- Opening Delimiter -
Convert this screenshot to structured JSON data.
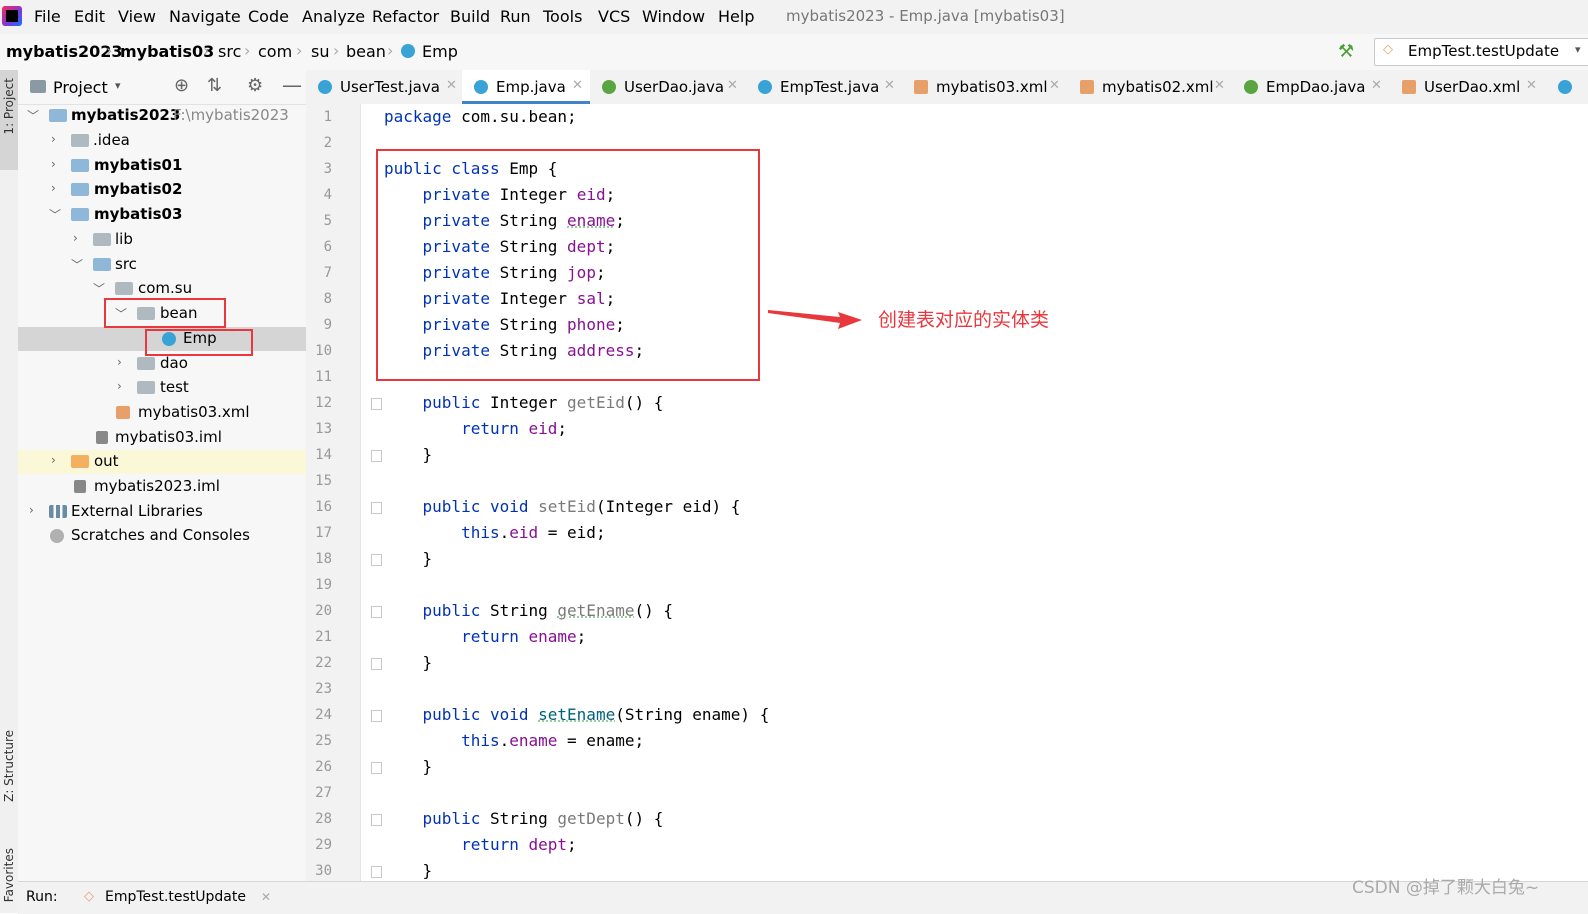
{
  "menu": {
    "items": [
      "File",
      "Edit",
      "View",
      "Navigate",
      "Code",
      "Analyze",
      "Refactor",
      "Build",
      "Run",
      "Tools",
      "VCS",
      "Window",
      "Help"
    ],
    "window_title": "mybatis2023 - Emp.java [mybatis03]"
  },
  "breadcrumb": [
    "mybatis2023",
    "mybatis03",
    "src",
    "com",
    "su",
    "bean",
    "Emp"
  ],
  "run_config": "EmpTest.testUpdate",
  "left_strip": {
    "project": "1: Project",
    "structure": "Z: Structure",
    "favorites": "Favorites"
  },
  "project_panel": {
    "title": "Project",
    "tree": [
      {
        "label": "mybatis2023",
        "hint": "F:\\mybatis2023",
        "bold": true
      },
      {
        "label": ".idea"
      },
      {
        "label": "mybatis01",
        "bold": true
      },
      {
        "label": "mybatis02",
        "bold": true
      },
      {
        "label": "mybatis03",
        "bold": true
      },
      {
        "label": "lib"
      },
      {
        "label": "src"
      },
      {
        "label": "com.su"
      },
      {
        "label": "bean"
      },
      {
        "label": "Emp"
      },
      {
        "label": "dao"
      },
      {
        "label": "test"
      },
      {
        "label": "mybatis03.xml"
      },
      {
        "label": "mybatis03.iml"
      },
      {
        "label": "out"
      },
      {
        "label": "mybatis2023.iml"
      },
      {
        "label": "External Libraries"
      },
      {
        "label": "Scratches and Consoles"
      }
    ]
  },
  "tabs": [
    {
      "label": "UserTest.java",
      "icon": "class-test-icon"
    },
    {
      "label": "Emp.java",
      "icon": "class-icon",
      "active": true
    },
    {
      "label": "UserDao.java",
      "icon": "interface-icon"
    },
    {
      "label": "EmpTest.java",
      "icon": "class-test-icon"
    },
    {
      "label": "mybatis03.xml",
      "icon": "xml-icon"
    },
    {
      "label": "mybatis02.xml",
      "icon": "xml-icon"
    },
    {
      "label": "EmpDao.java",
      "icon": "interface-icon"
    },
    {
      "label": "UserDao.xml",
      "icon": "xml-icon"
    }
  ],
  "editor": {
    "line_numbers": [
      "1",
      "2",
      "3",
      "4",
      "5",
      "6",
      "7",
      "8",
      "9",
      "10",
      "11",
      "12",
      "13",
      "14",
      "15",
      "16",
      "17",
      "18",
      "19",
      "20",
      "21",
      "22",
      "23",
      "24",
      "25",
      "26",
      "27",
      "28",
      "29",
      "30"
    ],
    "code": {
      "l1": {
        "kw": "package",
        "rest": " com.su.bean;"
      },
      "l3": {
        "kw": "public class",
        "rest": " Emp {"
      },
      "fields": [
        {
          "type": "Integer",
          "name": "eid"
        },
        {
          "type": "String",
          "name": "ename"
        },
        {
          "type": "String",
          "name": "dept"
        },
        {
          "type": "String",
          "name": "jop"
        },
        {
          "type": "Integer",
          "name": "sal"
        },
        {
          "type": "String",
          "name": "phone"
        },
        {
          "type": "String",
          "name": "address"
        }
      ],
      "private_kw": "private",
      "public_kw": "public",
      "void_kw": "void",
      "return_kw": "return",
      "this_kw": "this",
      "l12": {
        "type": "Integer",
        "method": "getEid",
        "tail": "() {"
      },
      "l13": {
        "field": "eid"
      },
      "l16": {
        "method": "setEid",
        "params": "(Integer eid) {"
      },
      "l17": {
        "field": "eid",
        "rhs": " = eid;"
      },
      "l20": {
        "type": "String",
        "method": "getEname",
        "tail": "() {"
      },
      "l21": {
        "field": "ename"
      },
      "l24": {
        "method": "setEname",
        "params": "(String ename) {"
      },
      "l25": {
        "field": "ename",
        "rhs": " = ename;"
      },
      "l28": {
        "type": "String",
        "method": "getDept",
        "tail": "() {"
      },
      "l29": {
        "field": "dept"
      },
      "close_brace": "}",
      "semicolon": ";"
    }
  },
  "annotation": "创建表对应的实体类",
  "bottom": {
    "run_label": "Run:",
    "run_tab": "EmpTest.testUpdate"
  },
  "watermark": "CSDN @掉了颗大白兔~",
  "colors": {
    "annotation_red": "#e8383d",
    "keyword": "#0033b3",
    "field": "#871094",
    "active_tab_underline": "#4083c9"
  }
}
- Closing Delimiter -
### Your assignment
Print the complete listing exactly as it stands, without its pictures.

### The completed task
Convert this screenshot to structured JSON data.
{
  "menu": {
    "items": [
      "File",
      "Edit",
      "View",
      "Navigate",
      "Code",
      "Analyze",
      "Refactor",
      "Build",
      "Run",
      "Tools",
      "VCS",
      "Window",
      "Help"
    ],
    "window_title": "mybatis2023 - Emp.java [mybatis03]"
  },
  "breadcrumb": [
    "mybatis2023",
    "mybatis03",
    "src",
    "com",
    "su",
    "bean",
    "Emp"
  ],
  "run_config": "EmpTest.testUpdate",
  "left_strip": {
    "project": "1: Project",
    "structure": "Z: Structure",
    "favorites": "Favorites"
  },
  "project_panel": {
    "title": "Project",
    "tree": [
      {
        "label": "mybatis2023",
        "hint": "F:\\mybatis2023",
        "bold": true
      },
      {
        "label": ".idea"
      },
      {
        "label": "mybatis01",
        "bold": true
      },
      {
        "label": "mybatis02",
        "bold": true
      },
      {
        "label": "mybatis03",
        "bold": true
      },
      {
        "label": "lib"
      },
      {
        "label": "src"
      },
      {
        "label": "com.su"
      },
      {
        "label": "bean"
      },
      {
        "label": "Emp"
      },
      {
        "label": "dao"
      },
      {
        "label": "test"
      },
      {
        "label": "mybatis03.xml"
      },
      {
        "label": "mybatis03.iml"
      },
      {
        "label": "out"
      },
      {
        "label": "mybatis2023.iml"
      },
      {
        "label": "External Libraries"
      },
      {
        "label": "Scratches and Consoles"
      }
    ]
  },
  "tabs": [
    {
      "label": "UserTest.java",
      "icon": "class-test-icon"
    },
    {
      "label": "Emp.java",
      "icon": "class-icon",
      "active": true
    },
    {
      "label": "UserDao.java",
      "icon": "interface-icon"
    },
    {
      "label": "EmpTest.java",
      "icon": "class-test-icon"
    },
    {
      "label": "mybatis03.xml",
      "icon": "xml-icon"
    },
    {
      "label": "mybatis02.xml",
      "icon": "xml-icon"
    },
    {
      "label": "EmpDao.java",
      "icon": "interface-icon"
    },
    {
      "label": "UserDao.xml",
      "icon": "xml-icon"
    }
  ],
  "editor": {
    "line_numbers": [
      "1",
      "2",
      "3",
      "4",
      "5",
      "6",
      "7",
      "8",
      "9",
      "10",
      "11",
      "12",
      "13",
      "14",
      "15",
      "16",
      "17",
      "18",
      "19",
      "20",
      "21",
      "22",
      "23",
      "24",
      "25",
      "26",
      "27",
      "28",
      "29",
      "30"
    ],
    "code": {
      "l1": {
        "kw": "package",
        "rest": " com.su.bean;"
      },
      "l3": {
        "kw": "public class",
        "rest": " Emp {"
      },
      "fields": [
        {
          "type": "Integer",
          "name": "eid"
        },
        {
          "type": "String",
          "name": "ename"
        },
        {
          "type": "String",
          "name": "dept"
        },
        {
          "type": "String",
          "name": "jop"
        },
        {
          "type": "Integer",
          "name": "sal"
        },
        {
          "type": "String",
          "name": "phone"
        },
        {
          "type": "String",
          "name": "address"
        }
      ],
      "private_kw": "private",
      "public_kw": "public",
      "void_kw": "void",
      "return_kw": "return",
      "this_kw": "this",
      "l12": {
        "type": "Integer",
        "method": "getEid",
        "tail": "() {"
      },
      "l13": {
        "field": "eid"
      },
      "l16": {
        "method": "setEid",
        "params": "(Integer eid) {"
      },
      "l17": {
        "field": "eid",
        "rhs": " = eid;"
      },
      "l20": {
        "type": "String",
        "method": "getEname",
        "tail": "() {"
      },
      "l21": {
        "field": "ename"
      },
      "l24": {
        "method": "setEname",
        "params": "(String ename) {"
      },
      "l25": {
        "field": "ename",
        "rhs": " = ename;"
      },
      "l28": {
        "type": "String",
        "method": "getDept",
        "tail": "() {"
      },
      "l29": {
        "field": "dept"
      },
      "close_brace": "}",
      "semicolon": ";"
    }
  },
  "annotation": "创建表对应的实体类",
  "bottom": {
    "run_label": "Run:",
    "run_tab": "EmpTest.testUpdate"
  },
  "watermark": "CSDN @掉了颗大白兔~",
  "colors": {
    "annotation_red": "#e8383d",
    "keyword": "#0033b3",
    "field": "#871094",
    "active_tab_underline": "#4083c9"
  }
}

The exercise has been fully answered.